One key step of planet formation model is the computation of the mass of the planetary envelope. This mass depends on a variety of thermodynamical conditions, and must be computed by solving a set of differential equations. With Yann Alibert and Julia Venturini, we have trained a Deep Neural Network (DNN) in order to predict the mass of planetary envelopes, without having to solve these differential equations. By training the DNN on tens of millions of internal structure calculations, we have been able to reach a very good precision accuracy (of the order of percents). This is much better than the analytical relations one can find in the literature, and allows computing very rapidly planetary envelop mass with a very good accuracy. The codes to use our DNNs is available on GitHub, and the paper describing the method can be found here.
The figure below shows the comparison between the exact results (red), the results of the DNN (blue), and the results obtained using the analytical formulas from Ikoma et al. (2000) and Bitsch et al. (2015) for a planet forming in different conditions (see title of the graphs).
Advanced statistical tools: internal structure of low-mass planets
In preparation of CHEOPS data, we have, with Jonas Haldemann, developed advanced statistical methods to infer the internal composition of low-mass planets. For this, we have improved the MCMC scheme developed by Caroline Dorn (project 2.4 – see this recent paper and references therein) to speed up the calculations. Part of this effort is to develop a neural network to compute the internal structure of planets, in a way similar to what is presented above.
In the following animation we see samples of our new adaptive MCMC method given a planetary target of ~1 Earth mass, ~1 Earth radii and stellar composition in Fe/Si, Mg/Si. The three parameters (total Mass, total radius and Fe/Si mass fraction) represent a subset of the input and output parameters used in the calculation of the planetary structure model. The results of such an MCMC run are posterior probability distributions of those parameters. The few points in the upper region of the animation are points where the MCMC “walks” from its initialization point to the region of highest likelihood.
Predictions for PLATO

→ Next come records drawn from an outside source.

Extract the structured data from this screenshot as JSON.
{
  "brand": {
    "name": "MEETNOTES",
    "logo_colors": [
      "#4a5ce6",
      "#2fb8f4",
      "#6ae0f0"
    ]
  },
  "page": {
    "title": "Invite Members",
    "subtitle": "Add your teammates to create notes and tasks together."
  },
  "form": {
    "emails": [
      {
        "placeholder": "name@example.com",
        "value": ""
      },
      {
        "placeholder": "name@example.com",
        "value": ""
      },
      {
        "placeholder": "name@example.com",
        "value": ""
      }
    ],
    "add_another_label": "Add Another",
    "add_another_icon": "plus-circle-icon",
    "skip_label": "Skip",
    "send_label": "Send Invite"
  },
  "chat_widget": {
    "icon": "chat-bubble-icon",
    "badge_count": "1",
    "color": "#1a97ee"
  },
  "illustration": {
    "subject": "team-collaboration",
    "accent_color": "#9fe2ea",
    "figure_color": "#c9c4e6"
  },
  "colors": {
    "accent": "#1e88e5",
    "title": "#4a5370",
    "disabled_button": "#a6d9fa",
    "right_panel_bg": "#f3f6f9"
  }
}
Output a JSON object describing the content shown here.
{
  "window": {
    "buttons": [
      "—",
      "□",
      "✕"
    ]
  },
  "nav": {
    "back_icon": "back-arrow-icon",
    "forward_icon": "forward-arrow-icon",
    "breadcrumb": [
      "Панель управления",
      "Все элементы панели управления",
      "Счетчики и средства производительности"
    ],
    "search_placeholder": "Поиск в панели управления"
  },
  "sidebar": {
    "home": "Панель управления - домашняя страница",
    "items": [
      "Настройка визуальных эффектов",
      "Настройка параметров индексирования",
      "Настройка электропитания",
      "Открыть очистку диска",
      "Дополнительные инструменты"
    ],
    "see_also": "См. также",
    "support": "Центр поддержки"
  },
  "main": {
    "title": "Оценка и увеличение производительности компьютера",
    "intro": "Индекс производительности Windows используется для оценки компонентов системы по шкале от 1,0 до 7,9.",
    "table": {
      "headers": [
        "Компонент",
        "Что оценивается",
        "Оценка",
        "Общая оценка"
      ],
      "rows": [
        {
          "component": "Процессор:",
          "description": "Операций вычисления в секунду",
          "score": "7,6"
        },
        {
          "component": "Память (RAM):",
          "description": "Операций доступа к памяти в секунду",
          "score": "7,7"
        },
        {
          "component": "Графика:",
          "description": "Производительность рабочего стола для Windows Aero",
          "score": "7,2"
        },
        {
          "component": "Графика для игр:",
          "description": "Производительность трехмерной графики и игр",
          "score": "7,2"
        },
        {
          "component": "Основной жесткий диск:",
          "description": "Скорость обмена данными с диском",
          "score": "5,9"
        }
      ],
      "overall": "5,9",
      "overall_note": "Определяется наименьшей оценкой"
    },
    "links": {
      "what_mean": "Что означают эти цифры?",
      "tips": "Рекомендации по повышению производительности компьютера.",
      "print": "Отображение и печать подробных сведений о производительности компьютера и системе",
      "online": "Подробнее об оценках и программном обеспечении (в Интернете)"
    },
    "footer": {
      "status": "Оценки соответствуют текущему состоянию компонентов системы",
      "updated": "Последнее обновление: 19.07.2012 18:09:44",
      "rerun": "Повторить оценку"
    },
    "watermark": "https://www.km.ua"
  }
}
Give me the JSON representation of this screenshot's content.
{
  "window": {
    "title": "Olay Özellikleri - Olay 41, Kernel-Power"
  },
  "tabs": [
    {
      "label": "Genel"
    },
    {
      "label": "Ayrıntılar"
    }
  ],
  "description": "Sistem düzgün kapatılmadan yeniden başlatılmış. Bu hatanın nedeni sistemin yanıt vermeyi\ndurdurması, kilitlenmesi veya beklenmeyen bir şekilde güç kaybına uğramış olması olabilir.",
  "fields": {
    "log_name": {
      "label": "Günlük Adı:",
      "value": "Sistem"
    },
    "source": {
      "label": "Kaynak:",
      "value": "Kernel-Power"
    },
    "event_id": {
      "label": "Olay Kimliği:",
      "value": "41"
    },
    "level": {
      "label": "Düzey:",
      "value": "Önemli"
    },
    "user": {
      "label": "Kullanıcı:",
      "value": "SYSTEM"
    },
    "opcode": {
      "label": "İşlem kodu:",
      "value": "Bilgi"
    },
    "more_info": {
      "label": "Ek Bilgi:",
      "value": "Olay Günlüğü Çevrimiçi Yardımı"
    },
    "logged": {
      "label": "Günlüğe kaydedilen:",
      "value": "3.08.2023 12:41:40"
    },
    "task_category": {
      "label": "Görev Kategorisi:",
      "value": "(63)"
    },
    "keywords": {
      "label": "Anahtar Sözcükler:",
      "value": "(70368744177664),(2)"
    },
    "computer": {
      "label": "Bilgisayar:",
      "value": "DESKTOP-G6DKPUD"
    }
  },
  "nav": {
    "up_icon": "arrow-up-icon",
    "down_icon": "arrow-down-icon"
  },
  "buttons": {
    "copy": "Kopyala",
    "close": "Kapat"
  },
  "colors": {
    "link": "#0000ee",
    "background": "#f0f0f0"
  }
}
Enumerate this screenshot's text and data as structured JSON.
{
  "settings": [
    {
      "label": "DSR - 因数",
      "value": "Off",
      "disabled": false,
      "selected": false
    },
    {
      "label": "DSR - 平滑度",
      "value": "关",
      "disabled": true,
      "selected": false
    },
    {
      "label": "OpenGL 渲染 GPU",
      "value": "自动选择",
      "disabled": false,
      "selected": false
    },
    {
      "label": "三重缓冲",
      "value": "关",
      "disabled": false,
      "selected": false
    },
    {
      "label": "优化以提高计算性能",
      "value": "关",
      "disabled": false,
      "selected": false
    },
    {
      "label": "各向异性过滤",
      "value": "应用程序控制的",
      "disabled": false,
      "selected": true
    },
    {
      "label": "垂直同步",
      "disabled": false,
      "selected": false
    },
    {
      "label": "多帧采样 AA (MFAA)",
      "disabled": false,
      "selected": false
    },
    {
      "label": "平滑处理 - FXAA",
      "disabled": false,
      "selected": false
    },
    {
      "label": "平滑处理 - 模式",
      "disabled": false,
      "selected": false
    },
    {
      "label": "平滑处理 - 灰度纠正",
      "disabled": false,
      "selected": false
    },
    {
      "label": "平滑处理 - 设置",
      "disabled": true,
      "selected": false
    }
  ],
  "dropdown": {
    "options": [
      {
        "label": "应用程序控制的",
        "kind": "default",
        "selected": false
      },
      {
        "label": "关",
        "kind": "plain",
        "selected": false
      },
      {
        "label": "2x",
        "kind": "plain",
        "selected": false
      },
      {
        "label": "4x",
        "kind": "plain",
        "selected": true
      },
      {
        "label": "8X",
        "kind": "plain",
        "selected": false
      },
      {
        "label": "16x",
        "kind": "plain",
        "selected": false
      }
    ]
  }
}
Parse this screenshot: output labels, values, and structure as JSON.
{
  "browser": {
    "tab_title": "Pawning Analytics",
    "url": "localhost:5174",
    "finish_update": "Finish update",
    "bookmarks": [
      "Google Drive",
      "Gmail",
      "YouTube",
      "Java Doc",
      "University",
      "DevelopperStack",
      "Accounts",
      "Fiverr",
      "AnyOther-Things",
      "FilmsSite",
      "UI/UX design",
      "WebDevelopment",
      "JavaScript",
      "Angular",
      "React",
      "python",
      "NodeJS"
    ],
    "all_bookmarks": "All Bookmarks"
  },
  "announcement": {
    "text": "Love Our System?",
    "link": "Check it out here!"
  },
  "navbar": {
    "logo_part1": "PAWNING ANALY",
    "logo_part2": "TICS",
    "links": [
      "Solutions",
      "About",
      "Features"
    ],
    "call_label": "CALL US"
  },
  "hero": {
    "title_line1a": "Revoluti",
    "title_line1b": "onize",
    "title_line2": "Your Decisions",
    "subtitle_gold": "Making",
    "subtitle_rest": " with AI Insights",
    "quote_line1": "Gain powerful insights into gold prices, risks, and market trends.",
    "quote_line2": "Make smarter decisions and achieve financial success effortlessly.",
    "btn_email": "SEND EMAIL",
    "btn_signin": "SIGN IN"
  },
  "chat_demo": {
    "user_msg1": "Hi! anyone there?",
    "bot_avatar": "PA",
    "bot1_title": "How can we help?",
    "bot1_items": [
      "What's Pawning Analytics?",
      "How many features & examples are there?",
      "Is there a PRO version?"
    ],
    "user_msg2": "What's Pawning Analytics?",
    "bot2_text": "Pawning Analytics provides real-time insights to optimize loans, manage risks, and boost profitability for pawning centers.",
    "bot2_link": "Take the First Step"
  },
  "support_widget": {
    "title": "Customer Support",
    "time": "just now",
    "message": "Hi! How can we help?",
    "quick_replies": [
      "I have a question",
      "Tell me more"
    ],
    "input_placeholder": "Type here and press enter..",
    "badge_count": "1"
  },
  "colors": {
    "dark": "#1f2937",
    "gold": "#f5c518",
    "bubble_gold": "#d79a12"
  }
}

We use results of planet formation models coupled with the expected PLATO observational bias, as well as expected radial velocity performances, in order to predict the yield of PLATO. This project is developed with Thibaut Roger, and the figure below shows a preliminary result.